Start of Block
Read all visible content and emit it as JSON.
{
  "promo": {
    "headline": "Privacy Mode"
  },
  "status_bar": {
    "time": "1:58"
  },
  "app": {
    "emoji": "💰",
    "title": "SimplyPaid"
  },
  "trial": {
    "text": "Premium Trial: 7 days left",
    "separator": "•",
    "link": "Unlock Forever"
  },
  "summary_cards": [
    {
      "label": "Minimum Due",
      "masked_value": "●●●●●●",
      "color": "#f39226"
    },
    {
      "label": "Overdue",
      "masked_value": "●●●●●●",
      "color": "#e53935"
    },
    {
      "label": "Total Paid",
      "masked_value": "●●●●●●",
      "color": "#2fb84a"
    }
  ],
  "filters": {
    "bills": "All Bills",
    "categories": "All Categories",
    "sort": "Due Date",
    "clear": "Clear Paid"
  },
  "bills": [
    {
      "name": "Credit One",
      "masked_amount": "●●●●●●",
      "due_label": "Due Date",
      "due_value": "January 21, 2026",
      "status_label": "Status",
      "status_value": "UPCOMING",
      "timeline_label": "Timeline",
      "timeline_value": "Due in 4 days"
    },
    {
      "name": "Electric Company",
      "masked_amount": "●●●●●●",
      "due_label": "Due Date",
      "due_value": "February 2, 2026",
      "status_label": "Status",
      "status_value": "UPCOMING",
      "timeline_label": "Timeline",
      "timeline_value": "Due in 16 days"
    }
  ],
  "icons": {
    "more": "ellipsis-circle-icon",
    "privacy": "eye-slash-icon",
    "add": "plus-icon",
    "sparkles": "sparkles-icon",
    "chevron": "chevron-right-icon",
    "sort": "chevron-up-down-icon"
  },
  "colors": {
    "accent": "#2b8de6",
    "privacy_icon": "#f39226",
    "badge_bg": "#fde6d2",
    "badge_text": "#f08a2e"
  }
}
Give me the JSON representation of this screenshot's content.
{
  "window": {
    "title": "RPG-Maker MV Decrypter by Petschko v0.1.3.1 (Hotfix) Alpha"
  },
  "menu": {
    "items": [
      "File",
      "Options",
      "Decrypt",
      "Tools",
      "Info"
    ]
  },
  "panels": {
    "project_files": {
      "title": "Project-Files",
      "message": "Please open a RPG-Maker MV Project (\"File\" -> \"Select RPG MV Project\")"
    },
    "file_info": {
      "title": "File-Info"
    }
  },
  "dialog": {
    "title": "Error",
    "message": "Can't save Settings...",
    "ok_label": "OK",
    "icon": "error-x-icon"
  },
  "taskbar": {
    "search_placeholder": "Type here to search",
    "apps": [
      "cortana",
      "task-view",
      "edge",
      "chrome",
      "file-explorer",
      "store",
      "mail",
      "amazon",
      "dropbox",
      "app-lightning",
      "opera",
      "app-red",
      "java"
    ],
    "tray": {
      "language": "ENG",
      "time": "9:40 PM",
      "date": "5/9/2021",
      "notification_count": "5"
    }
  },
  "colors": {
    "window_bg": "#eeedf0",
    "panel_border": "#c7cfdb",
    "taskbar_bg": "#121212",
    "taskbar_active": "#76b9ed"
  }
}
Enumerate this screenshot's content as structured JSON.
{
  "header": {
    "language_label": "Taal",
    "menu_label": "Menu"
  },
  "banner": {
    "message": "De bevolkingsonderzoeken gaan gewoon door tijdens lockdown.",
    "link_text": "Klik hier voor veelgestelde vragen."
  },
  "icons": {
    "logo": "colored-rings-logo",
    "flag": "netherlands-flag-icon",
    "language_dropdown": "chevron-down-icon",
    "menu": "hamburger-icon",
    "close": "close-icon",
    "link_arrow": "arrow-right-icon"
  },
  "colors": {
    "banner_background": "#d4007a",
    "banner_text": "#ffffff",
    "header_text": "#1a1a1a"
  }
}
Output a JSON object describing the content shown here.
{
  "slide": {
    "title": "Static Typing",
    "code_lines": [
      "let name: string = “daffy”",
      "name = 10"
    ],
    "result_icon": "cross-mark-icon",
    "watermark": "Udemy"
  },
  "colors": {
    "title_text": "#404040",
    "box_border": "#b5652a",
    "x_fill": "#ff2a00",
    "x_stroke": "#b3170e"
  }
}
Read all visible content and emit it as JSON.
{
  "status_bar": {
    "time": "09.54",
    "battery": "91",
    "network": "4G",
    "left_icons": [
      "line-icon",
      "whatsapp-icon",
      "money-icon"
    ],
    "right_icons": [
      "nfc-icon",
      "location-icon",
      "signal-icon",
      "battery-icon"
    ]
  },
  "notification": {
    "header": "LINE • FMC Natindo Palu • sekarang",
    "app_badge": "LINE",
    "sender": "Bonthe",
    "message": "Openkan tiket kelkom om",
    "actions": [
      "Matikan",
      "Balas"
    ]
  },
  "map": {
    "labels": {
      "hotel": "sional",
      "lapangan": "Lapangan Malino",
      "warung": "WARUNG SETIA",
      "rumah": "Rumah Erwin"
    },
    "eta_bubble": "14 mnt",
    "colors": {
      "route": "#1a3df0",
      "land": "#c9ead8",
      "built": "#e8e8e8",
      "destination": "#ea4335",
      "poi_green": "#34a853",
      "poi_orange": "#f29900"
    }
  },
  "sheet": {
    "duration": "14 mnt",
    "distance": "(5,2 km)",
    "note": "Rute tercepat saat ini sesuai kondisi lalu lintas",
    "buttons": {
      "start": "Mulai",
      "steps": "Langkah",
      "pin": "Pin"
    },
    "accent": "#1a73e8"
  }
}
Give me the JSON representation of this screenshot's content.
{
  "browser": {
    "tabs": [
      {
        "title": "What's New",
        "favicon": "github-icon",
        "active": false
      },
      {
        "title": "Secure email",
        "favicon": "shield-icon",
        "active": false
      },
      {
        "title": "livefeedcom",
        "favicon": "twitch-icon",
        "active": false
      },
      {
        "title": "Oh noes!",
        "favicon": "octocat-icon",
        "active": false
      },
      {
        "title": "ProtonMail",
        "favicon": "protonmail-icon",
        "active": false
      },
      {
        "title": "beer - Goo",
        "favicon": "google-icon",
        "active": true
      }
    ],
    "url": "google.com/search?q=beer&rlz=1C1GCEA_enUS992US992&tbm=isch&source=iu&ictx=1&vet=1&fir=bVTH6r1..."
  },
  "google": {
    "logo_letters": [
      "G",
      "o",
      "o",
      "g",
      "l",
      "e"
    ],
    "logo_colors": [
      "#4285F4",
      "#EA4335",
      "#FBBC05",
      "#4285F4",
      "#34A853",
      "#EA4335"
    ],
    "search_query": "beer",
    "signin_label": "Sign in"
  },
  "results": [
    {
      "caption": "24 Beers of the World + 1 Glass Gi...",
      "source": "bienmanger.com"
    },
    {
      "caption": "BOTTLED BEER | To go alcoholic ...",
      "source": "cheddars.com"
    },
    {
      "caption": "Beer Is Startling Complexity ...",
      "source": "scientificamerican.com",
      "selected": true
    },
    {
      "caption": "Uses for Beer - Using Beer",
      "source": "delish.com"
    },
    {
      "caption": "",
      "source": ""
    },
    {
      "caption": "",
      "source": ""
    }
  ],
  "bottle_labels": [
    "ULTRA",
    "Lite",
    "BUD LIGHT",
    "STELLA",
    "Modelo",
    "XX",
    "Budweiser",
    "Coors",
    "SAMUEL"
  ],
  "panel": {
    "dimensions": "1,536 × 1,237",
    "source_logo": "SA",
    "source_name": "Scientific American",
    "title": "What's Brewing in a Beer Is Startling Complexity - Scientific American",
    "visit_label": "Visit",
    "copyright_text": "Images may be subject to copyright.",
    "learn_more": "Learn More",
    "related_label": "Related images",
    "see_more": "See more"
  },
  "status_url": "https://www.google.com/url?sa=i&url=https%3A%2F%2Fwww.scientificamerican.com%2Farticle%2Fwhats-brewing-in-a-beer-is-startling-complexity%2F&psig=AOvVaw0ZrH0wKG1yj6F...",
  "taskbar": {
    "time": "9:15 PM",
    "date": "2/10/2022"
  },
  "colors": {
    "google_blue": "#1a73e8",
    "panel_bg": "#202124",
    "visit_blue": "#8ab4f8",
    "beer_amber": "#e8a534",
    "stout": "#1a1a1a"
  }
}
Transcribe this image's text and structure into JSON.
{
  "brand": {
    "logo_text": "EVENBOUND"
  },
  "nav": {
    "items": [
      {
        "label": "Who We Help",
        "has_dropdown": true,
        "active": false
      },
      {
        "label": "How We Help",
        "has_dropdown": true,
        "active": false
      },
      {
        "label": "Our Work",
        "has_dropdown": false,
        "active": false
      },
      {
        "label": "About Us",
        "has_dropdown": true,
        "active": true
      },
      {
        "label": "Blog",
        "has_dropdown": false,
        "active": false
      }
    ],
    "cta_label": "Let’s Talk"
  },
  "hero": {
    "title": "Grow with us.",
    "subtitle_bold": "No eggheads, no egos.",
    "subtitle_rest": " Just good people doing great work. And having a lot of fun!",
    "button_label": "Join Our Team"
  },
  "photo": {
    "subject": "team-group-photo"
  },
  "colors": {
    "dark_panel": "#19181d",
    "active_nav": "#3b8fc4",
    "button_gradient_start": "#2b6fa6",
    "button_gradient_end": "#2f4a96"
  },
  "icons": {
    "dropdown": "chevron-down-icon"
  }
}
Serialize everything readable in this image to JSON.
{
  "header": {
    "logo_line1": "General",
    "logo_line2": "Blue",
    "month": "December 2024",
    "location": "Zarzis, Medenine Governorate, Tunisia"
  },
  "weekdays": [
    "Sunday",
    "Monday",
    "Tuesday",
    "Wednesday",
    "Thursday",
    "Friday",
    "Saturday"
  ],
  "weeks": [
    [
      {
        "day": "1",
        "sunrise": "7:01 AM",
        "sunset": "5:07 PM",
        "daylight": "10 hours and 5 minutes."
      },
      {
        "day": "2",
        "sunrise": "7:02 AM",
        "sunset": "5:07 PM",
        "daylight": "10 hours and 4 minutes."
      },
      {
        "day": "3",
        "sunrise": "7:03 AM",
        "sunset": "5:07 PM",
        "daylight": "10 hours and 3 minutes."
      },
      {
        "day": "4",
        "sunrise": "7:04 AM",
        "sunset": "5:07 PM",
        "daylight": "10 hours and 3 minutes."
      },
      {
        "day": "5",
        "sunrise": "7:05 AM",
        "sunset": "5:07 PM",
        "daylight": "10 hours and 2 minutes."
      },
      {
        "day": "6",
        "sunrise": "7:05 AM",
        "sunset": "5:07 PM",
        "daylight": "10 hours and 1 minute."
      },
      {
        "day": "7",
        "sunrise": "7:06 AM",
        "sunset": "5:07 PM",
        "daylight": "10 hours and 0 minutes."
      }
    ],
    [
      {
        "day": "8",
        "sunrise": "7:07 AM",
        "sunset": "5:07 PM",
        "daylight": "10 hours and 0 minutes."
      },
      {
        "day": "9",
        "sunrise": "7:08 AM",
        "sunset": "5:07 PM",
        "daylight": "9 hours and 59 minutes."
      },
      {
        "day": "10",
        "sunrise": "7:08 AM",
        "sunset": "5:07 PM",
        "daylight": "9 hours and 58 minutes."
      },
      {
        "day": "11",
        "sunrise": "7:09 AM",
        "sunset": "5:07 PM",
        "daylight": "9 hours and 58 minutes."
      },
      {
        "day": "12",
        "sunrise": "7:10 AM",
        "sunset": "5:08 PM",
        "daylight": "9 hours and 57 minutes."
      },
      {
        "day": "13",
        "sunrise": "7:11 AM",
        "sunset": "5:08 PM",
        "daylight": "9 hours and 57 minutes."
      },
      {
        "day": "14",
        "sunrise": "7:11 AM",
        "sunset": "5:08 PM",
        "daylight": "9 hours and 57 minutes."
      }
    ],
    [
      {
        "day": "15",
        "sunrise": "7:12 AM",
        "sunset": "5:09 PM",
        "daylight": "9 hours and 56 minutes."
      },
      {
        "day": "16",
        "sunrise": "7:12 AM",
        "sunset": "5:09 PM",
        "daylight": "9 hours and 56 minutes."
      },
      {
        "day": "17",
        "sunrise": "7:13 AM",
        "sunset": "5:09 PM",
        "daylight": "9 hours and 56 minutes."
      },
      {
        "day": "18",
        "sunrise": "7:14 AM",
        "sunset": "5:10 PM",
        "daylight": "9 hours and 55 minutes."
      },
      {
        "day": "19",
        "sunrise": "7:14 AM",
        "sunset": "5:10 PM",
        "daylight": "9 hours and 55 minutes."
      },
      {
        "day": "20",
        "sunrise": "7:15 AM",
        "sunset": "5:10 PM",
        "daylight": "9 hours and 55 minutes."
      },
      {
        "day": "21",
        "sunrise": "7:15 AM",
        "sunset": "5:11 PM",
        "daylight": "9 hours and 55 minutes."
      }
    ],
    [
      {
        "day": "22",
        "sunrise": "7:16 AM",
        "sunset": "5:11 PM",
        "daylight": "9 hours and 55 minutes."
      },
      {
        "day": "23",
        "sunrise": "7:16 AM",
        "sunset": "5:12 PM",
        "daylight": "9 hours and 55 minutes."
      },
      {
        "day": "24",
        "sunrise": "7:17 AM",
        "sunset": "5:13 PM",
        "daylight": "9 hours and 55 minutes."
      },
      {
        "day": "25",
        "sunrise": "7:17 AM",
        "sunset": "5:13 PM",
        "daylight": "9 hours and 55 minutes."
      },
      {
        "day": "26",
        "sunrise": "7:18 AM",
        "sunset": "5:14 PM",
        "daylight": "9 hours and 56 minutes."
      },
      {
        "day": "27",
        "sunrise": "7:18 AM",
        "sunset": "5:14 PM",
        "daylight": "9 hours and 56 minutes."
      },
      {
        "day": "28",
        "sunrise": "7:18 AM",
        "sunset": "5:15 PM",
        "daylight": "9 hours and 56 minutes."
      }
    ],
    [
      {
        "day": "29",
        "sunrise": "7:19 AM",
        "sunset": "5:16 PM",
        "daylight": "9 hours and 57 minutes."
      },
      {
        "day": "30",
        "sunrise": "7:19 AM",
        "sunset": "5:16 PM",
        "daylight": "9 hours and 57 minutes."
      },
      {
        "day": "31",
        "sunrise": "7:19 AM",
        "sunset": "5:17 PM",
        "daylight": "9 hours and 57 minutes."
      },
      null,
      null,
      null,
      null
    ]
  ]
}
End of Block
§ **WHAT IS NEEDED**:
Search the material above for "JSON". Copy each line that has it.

§ **OUTPUT BELOW**:
Read all visible content and emit it as JSON.
Give me the JSON representation of this screenshot's content.
Enumerate this screenshot's content as structured JSON.
Output a JSON object describing the content shown here.
Read all visible content and emit it as JSON.
Give me the JSON representation of this screenshot's content.
Transcribe this image's text and structure into JSON.
Serialize everything readable in this image to JSON.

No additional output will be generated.